▶ [INPUT MATERIAL]:
########
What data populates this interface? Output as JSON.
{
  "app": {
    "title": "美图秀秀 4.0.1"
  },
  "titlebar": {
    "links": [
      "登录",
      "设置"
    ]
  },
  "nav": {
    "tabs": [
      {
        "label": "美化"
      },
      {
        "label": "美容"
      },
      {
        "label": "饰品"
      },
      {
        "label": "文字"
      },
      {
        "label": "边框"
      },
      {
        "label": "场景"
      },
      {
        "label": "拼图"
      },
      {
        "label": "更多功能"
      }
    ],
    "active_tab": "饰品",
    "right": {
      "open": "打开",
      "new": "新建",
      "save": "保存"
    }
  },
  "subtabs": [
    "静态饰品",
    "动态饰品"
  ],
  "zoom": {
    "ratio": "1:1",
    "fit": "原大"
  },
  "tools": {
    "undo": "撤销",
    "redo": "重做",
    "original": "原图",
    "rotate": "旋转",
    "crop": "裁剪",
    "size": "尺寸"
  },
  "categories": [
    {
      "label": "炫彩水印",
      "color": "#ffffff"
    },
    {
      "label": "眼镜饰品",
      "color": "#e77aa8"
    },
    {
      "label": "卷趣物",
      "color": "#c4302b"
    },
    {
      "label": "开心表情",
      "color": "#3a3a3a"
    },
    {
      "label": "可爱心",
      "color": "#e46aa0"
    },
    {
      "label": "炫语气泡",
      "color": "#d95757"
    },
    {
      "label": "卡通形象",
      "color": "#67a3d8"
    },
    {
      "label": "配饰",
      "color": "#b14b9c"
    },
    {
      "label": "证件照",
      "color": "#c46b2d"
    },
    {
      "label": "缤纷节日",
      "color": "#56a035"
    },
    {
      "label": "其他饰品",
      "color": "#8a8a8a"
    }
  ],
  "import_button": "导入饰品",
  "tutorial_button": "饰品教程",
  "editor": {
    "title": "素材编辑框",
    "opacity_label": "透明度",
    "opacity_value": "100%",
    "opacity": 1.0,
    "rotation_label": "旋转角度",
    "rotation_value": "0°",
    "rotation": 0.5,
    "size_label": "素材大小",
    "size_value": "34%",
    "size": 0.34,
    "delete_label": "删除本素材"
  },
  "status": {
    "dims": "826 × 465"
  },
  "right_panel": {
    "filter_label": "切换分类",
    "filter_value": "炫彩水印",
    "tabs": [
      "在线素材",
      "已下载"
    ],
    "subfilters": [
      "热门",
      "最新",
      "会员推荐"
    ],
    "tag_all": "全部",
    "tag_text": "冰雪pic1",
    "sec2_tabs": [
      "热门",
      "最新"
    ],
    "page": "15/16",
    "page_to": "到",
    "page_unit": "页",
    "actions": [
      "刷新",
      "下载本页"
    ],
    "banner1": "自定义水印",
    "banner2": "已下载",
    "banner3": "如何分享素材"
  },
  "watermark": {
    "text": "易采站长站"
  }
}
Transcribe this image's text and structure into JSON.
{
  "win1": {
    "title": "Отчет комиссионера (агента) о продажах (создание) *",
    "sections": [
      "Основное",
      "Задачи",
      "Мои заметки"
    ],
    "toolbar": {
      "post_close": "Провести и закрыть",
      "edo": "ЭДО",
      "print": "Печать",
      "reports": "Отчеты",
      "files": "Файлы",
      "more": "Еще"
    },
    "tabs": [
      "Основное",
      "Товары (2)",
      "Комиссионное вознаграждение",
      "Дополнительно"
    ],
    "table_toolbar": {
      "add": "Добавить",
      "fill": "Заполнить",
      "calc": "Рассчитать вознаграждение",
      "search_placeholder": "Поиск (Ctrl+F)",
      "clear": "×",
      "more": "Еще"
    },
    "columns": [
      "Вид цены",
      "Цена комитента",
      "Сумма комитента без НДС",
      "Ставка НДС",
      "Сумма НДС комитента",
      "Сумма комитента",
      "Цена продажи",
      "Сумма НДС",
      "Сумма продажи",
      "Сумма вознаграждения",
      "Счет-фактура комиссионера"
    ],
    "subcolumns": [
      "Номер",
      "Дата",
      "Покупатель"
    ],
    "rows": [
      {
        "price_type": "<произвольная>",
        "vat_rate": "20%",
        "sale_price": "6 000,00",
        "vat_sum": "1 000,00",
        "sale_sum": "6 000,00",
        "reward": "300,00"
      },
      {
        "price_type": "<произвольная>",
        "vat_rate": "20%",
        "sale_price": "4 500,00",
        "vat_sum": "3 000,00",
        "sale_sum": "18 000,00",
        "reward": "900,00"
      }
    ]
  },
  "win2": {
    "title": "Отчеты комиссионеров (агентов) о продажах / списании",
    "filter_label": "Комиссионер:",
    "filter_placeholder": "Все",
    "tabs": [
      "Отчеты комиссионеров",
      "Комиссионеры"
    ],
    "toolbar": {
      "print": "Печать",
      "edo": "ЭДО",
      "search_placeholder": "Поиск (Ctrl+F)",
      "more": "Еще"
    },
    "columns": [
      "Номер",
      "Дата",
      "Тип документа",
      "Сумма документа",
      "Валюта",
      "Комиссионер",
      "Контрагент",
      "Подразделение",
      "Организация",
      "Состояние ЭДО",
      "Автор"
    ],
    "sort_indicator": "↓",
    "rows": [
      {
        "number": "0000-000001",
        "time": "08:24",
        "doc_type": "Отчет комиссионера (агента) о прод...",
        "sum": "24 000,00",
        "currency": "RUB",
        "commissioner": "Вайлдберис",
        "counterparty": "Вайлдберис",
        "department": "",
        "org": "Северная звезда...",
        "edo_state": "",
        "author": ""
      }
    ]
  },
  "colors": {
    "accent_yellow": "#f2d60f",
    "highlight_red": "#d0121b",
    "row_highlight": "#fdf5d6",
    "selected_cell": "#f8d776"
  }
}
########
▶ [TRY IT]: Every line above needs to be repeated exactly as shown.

▶ [ANSWER BOX]:
What data populates this interface? Output as JSON.
{
  "app": {
    "title": "美图秀秀 4.0.1"
  },
  "titlebar": {
    "links": [
      "登录",
      "设置"
    ]
  },
  "nav": {
    "tabs": [
      {
        "label": "美化"
      },
      {
        "label": "美容"
      },
      {
        "label": "饰品"
      },
      {
        "label": "文字"
      },
      {
        "label": "边框"
      },
      {
        "label": "场景"
      },
      {
        "label": "拼图"
      },
      {
        "label": "更多功能"
      }
    ],
    "active_tab": "饰品",
    "right": {
      "open": "打开",
      "new": "新建",
      "save": "保存"
    }
  },
  "subtabs": [
    "静态饰品",
    "动态饰品"
  ],
  "zoom": {
    "ratio": "1:1",
    "fit": "原大"
  },
  "tools": {
    "undo": "撤销",
    "redo": "重做",
    "original": "原图",
    "rotate": "旋转",
    "crop": "裁剪",
    "size": "尺寸"
  },
  "categories": [
    {
      "label": "炫彩水印",
      "color": "#ffffff"
    },
    {
      "label": "眼镜饰品",
      "color": "#e77aa8"
    },
    {
      "label": "卷趣物",
      "color": "#c4302b"
    },
    {
      "label": "开心表情",
      "color": "#3a3a3a"
    },
    {
      "label": "可爱心",
      "color": "#e46aa0"
    },
    {
      "label": "炫语气泡",
      "color": "#d95757"
    },
    {
      "label": "卡通形象",
      "color": "#67a3d8"
    },
    {
      "label": "配饰",
      "color": "#b14b9c"
    },
    {
      "label": "证件照",
      "color": "#c46b2d"
    },
    {
      "label": "缤纷节日",
      "color": "#56a035"
    },
    {
      "label": "其他饰品",
      "color": "#8a8a8a"
    }
  ],
  "import_button": "导入饰品",
  "tutorial_button": "饰品教程",
  "editor": {
    "title": "素材编辑框",
    "opacity_label": "透明度",
    "opacity_value": "100%",
    "opacity": 1.0,
    "rotation_label": "旋转角度",
    "rotation_value": "0°",
    "rotation": 0.5,
    "size_label": "素材大小",
    "size_value": "34%",
    "size": 0.34,
    "delete_label": "删除本素材"
  },
  "status": {
    "dims": "826 × 465"
  },
  "right_panel": {
    "filter_label": "切换分类",
    "filter_value": "炫彩水印",
    "tabs": [
      "在线素材",
      "已下载"
    ],
    "subfilters": [
      "热门",
      "最新",
      "会员推荐"
    ],
    "tag_all": "全部",
    "tag_text": "冰雪pic1",
    "sec2_tabs": [
      "热门",
      "最新"
    ],
    "page": "15/16",
    "page_to": "到",
    "page_unit": "页",
    "actions": [
      "刷新",
      "下载本页"
    ],
    "banner1": "自定义水印",
    "banner2": "已下载",
    "banner3": "如何分享素材"
  },
  "watermark": {
    "text": "易采站长站"
  }
}
Transcribe this image's text and structure into JSON.
{
  "win1": {
    "title": "Отчет комиссионера (агента) о продажах (создание) *",
    "sections": [
      "Основное",
      "Задачи",
      "Мои заметки"
    ],
    "toolbar": {
      "post_close": "Провести и закрыть",
      "edo": "ЭДО",
      "print": "Печать",
      "reports": "Отчеты",
      "files": "Файлы",
      "more": "Еще"
    },
    "tabs": [
      "Основное",
      "Товары (2)",
      "Комиссионное вознаграждение",
      "Дополнительно"
    ],
    "table_toolbar": {
      "add": "Добавить",
      "fill": "Заполнить",
      "calc": "Рассчитать вознаграждение",
      "search_placeholder": "Поиск (Ctrl+F)",
      "clear": "×",
      "more": "Еще"
    },
    "columns": [
      "Вид цены",
      "Цена комитента",
      "Сумма комитента без НДС",
      "Ставка НДС",
      "Сумма НДС комитента",
      "Сумма комитента",
      "Цена продажи",
      "Сумма НДС",
      "Сумма продажи",
      "Сумма вознаграждения",
      "Счет-фактура комиссионера"
    ],
    "subcolumns": [
      "Номер",
      "Дата",
      "Покупатель"
    ],
    "rows": [
      {
        "price_type": "<произвольная>",
        "vat_rate": "20%",
        "sale_price": "6 000,00",
        "vat_sum": "1 000,00",
        "sale_sum": "6 000,00",
        "reward": "300,00"
      },
      {
        "price_type": "<произвольная>",
        "vat_rate": "20%",
        "sale_price": "4 500,00",
        "vat_sum": "3 000,00",
        "sale_sum": "18 000,00",
        "reward": "900,00"
      }
    ]
  },
  "win2": {
    "title": "Отчеты комиссионеров (агентов) о продажах / списании",
    "filter_label": "Комиссионер:",
    "filter_placeholder": "Все",
    "tabs": [
      "Отчеты комиссионеров",
      "Комиссионеры"
    ],
    "toolbar": {
      "print": "Печать",
      "edo": "ЭДО",
      "search_placeholder": "Поиск (Ctrl+F)",
      "more": "Еще"
    },
    "columns": [
      "Номер",
      "Дата",
      "Тип документа",
      "Сумма документа",
      "Валюта",
      "Комиссионер",
      "Контрагент",
      "Подразделение",
      "Организация",
      "Состояние ЭДО",
      "Автор"
    ],
    "sort_indicator": "↓",
    "rows": [
      {
        "number": "0000-000001",
        "time": "08:24",
        "doc_type": "Отчет комиссионера (агента) о прод...",
        "sum": "24 000,00",
        "currency": "RUB",
        "commissioner": "Вайлдберис",
        "counterparty": "Вайлдберис",
        "department": "",
        "org": "Северная звезда...",
        "edo_state": "",
        "author": ""
      }
    ]
  },
  "colors": {
    "accent_yellow": "#f2d60f",
    "highlight_red": "#d0121b",
    "row_highlight": "#fdf5d6",
    "selected_cell": "#f8d776"
  }
}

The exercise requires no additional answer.